Nikki: I sold property in December 2015 that gave me huge income for one year. I will turn 65 this October. If I wait until January 2018 to sign up for Medicare, will they use my 2016 tax return to calculate my surcharges under IRMAA (income-related monthly adjustment amount)? Can I get the coverage to start that January?

Phil Moeller: The rules say that the Social Security Administration is supposed to use 2016 tax returns to calculate 2018 IRMAA surcharges. So, on paper, you’re good. However, they sometimes have to go back three years if the two-year-old return isn’t yet available. Because you want to file so early in 2018, I’m worried this might happen to you. If it does, you should appeal and seek to have your 2016 return used as the basis for 2018 IRMAA calculations.

In terms of when you sign up for Medicare, it will depend on when your enrollment period begins. If you turn 65 and do not have health insurance from a job where you’re still working, you will have a seven-month initial enrollment period for Medicare that begins three months before your 65th birthday. If you are working and older than 65, your Medicare enrollment period would last eight months, beginning when you stop working and no longer have employer health insurance. In either case, I would urge you to sign up for Medicare early during the enrollment period, so you don’t have a break in your insurance coverage.

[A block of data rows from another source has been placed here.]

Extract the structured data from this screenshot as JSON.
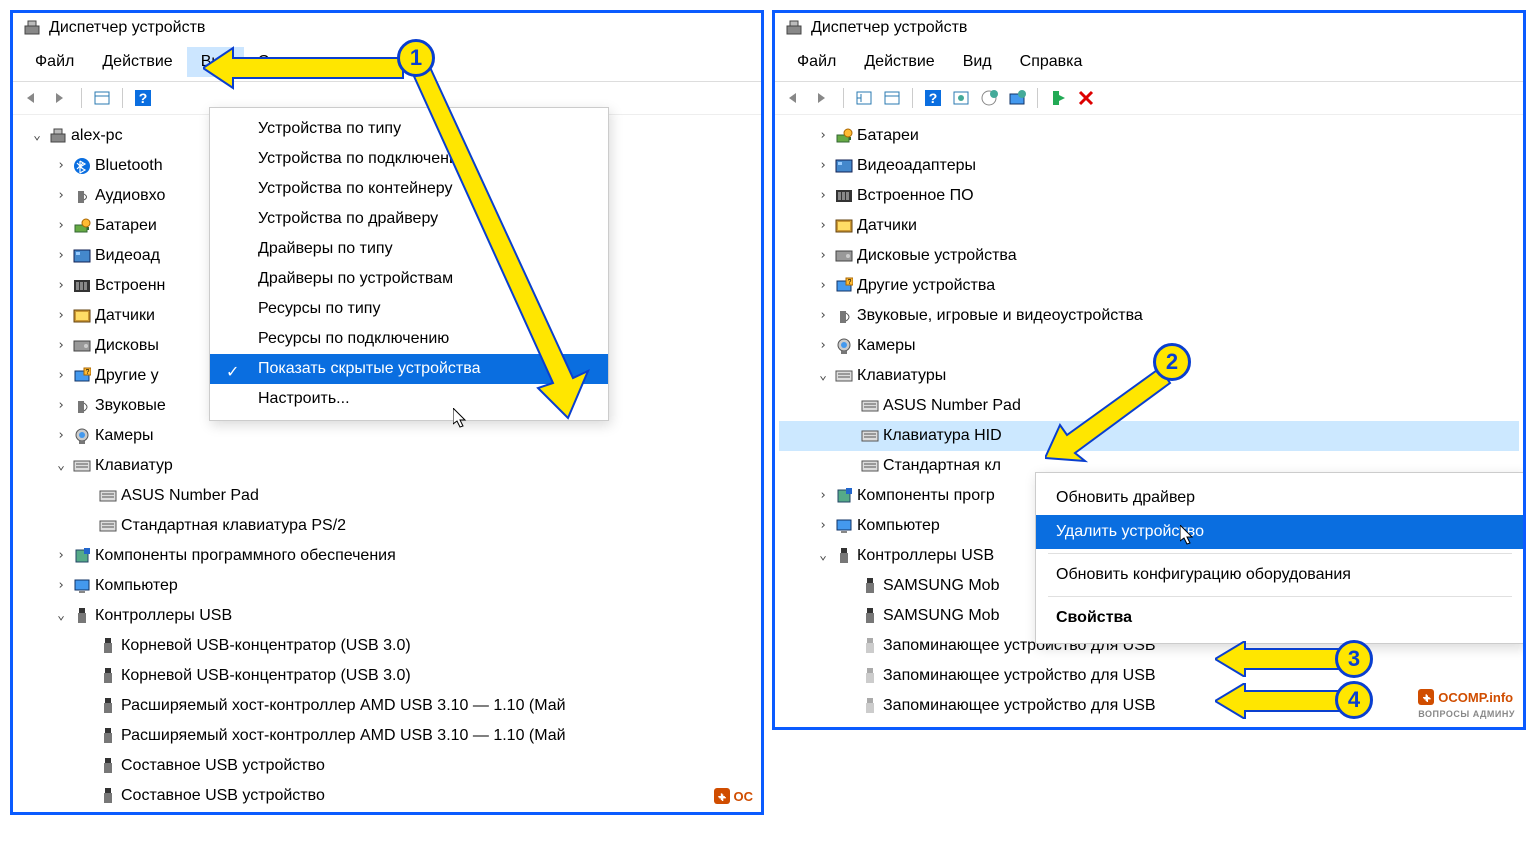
{
  "left": {
    "title": "Диспетчер устройств",
    "menu": {
      "file": "Файл",
      "action": "Действие",
      "view": "Вид",
      "help": "Справка"
    },
    "dropdown": {
      "items": [
        "Устройства по типу",
        "Устройства по подключению",
        "Устройства по контейнеру",
        "Устройства по драйверу",
        "Драйверы по типу",
        "Драйверы по устройствам",
        "Ресурсы по типу",
        "Ресурсы по подключению",
        "Показать скрытые устройства",
        "Настроить..."
      ],
      "selected": 8
    },
    "tree": {
      "root": "alex-pc",
      "items": [
        {
          "icon": "bluetooth",
          "label": "Bluetooth",
          "exp": ">"
        },
        {
          "icon": "audio-in",
          "label": "Аудиовхо",
          "exp": ">"
        },
        {
          "icon": "battery",
          "label": "Батареи",
          "exp": ">"
        },
        {
          "icon": "video",
          "label": "Видеоад",
          "exp": ">"
        },
        {
          "icon": "firmware",
          "label": "Встроенн",
          "exp": ">"
        },
        {
          "icon": "sensor",
          "label": "Датчики",
          "exp": ">"
        },
        {
          "icon": "disk",
          "label": "Дисковы",
          "exp": ">"
        },
        {
          "icon": "other",
          "label": "Другие у",
          "exp": ">"
        },
        {
          "icon": "sound",
          "label": "Звуковые",
          "exp": ">"
        },
        {
          "icon": "camera",
          "label": "Камеры",
          "exp": ">"
        }
      ],
      "keyboards": {
        "label": "Клавиатур",
        "children": [
          "ASUS Number Pad",
          "Стандартная клавиатура PS/2"
        ]
      },
      "software": "Компоненты программного обеспечения",
      "computer": "Компьютер",
      "usb": {
        "label": "Контроллеры USB",
        "children": [
          "Корневой USB-концентратор (USB 3.0)",
          "Корневой USB-концентратор (USB 3.0)",
          "Расширяемый хост-контроллер AMD USB 3.10 — 1.10 (Май",
          "Расширяемый хост-контроллер AMD USB 3.10 — 1.10 (Май",
          "Составное USB устройство",
          "Составное USB устройство"
        ]
      }
    }
  },
  "right": {
    "title": "Диспетчер устройств",
    "menu": {
      "file": "Файл",
      "action": "Действие",
      "view": "Вид",
      "help": "Справка"
    },
    "tree": {
      "items": [
        {
          "icon": "battery",
          "label": "Батареи",
          "exp": ">"
        },
        {
          "icon": "video",
          "label": "Видеоадаптеры",
          "exp": ">"
        },
        {
          "icon": "firmware",
          "label": "Встроенное ПО",
          "exp": ">"
        },
        {
          "icon": "sensor",
          "label": "Датчики",
          "exp": ">"
        },
        {
          "icon": "disk",
          "label": "Дисковые устройства",
          "exp": ">"
        },
        {
          "icon": "other",
          "label": "Другие устройства",
          "exp": ">"
        },
        {
          "icon": "sound",
          "label": "Звуковые, игровые и видеоустройства",
          "exp": ">"
        },
        {
          "icon": "camera",
          "label": "Камеры",
          "exp": ">"
        }
      ],
      "keyboards": {
        "label": "Клавиатуры",
        "children": [
          "ASUS Number Pad",
          "Клавиатура HID",
          "Стандартная кл"
        ],
        "selected": 1
      },
      "software": "Компоненты прогр",
      "computer": "Компьютер",
      "usb": {
        "label": "Контроллеры USB",
        "children": [
          "SAMSUNG Mob",
          "SAMSUNG Mob",
          "Запоминающее устройство для USB",
          "Запоминающее устройство для USB",
          "Запоминающее устройство для USB"
        ]
      }
    },
    "context": {
      "items": [
        "Обновить драйвер",
        "Удалить устройство",
        "Обновить конфигурацию оборудования",
        "Свойства"
      ],
      "selected": 1
    }
  },
  "badges": {
    "n1": "1",
    "n2": "2",
    "n3": "3",
    "n4": "4"
  },
  "watermark1": "OC",
  "watermark2": "OCOMP.info",
  "watermark_sub": "ВОПРОСЫ АДМИНУ"
}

If you are late in enrolling, you face lifetime penalties via higher Part B and Part D premiums. They equal 10 percent for each full year you are late enrolling in Part B and 1 percent a month for Part D. They are cumulative and do not go away.

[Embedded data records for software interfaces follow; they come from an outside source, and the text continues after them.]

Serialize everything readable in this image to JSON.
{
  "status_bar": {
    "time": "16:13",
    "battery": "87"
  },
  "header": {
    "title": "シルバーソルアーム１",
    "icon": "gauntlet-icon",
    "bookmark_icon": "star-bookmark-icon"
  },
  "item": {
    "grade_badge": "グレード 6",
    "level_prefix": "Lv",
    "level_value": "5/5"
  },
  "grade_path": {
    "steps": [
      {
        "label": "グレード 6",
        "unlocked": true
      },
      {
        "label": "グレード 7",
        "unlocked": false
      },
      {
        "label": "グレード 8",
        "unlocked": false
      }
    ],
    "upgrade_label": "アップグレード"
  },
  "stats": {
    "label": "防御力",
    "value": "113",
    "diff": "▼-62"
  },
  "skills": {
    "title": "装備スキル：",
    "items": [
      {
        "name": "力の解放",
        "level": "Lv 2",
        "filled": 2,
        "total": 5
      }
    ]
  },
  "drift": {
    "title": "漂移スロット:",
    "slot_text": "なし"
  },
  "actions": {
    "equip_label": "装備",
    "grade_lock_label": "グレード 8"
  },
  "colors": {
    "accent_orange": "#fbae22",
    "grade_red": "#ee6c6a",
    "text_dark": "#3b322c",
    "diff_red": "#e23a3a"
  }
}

So, even if you can wait to get coverage in early 2018, you may not want to.

Mary – New Hampshire: I will soon turn 65. I retired at 62 and already receive Social Security. My health insurance has been paid for largely by federal assistance, but I just received a letter from Social Security informing me that I will have $134 a month deducted from my Social Security to pay for Medicare. Can I tell Social Security not to deduct these funds and instead use the federal assistance to pay for my insurance? Social Security is my only source of income, so this is critical to me.

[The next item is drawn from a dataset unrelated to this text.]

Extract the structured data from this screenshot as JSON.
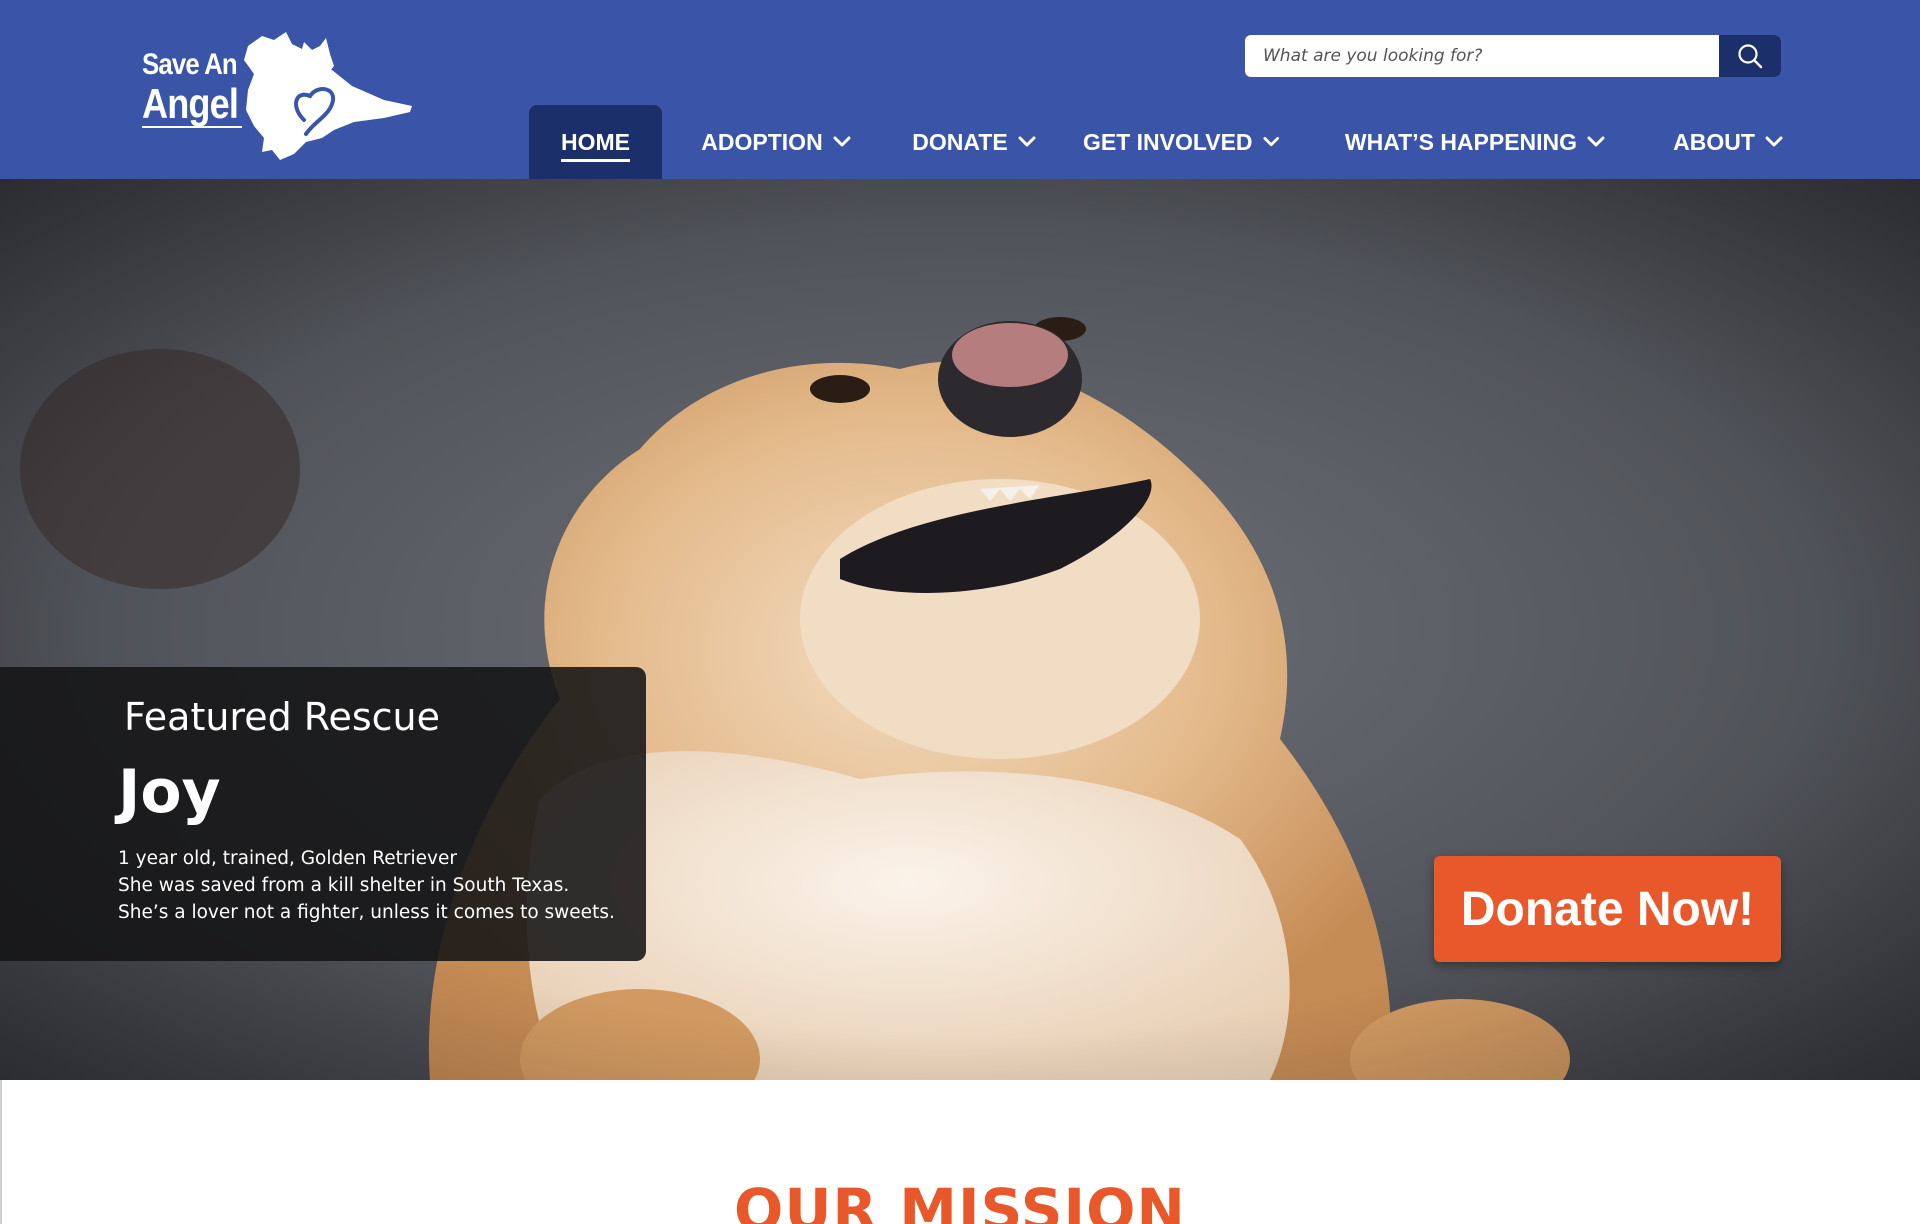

READ MORE: Should we raise the retirement age for Social Security and Medicare?

Phil Moeller: Medicare does not work exactly like Obamacare, but if you receive low-income assistance now, you should continue to do so under one or more Medicare Savings Programs. In this event, it’s possible that some or all of the money being deducted from your Social Security payments would be restored to you. To find out the details of how this would work for you, I suggest you call a Medicare counselor in New Hampshire who works with the free counseling services provided by the State Health Insurance Assistance Program.

That $134 Medicare premium in the letter from Social Security is only for Part B of Medicare, which covers doctors, outpatient and medical equipment expenses. You are entitled to premium-free Part A as well, which covers hospital expenses. But you also will need to have a Part D prescription drug plan. Medicare’s Extra Help program provides financial assistance to lower-income enrollees.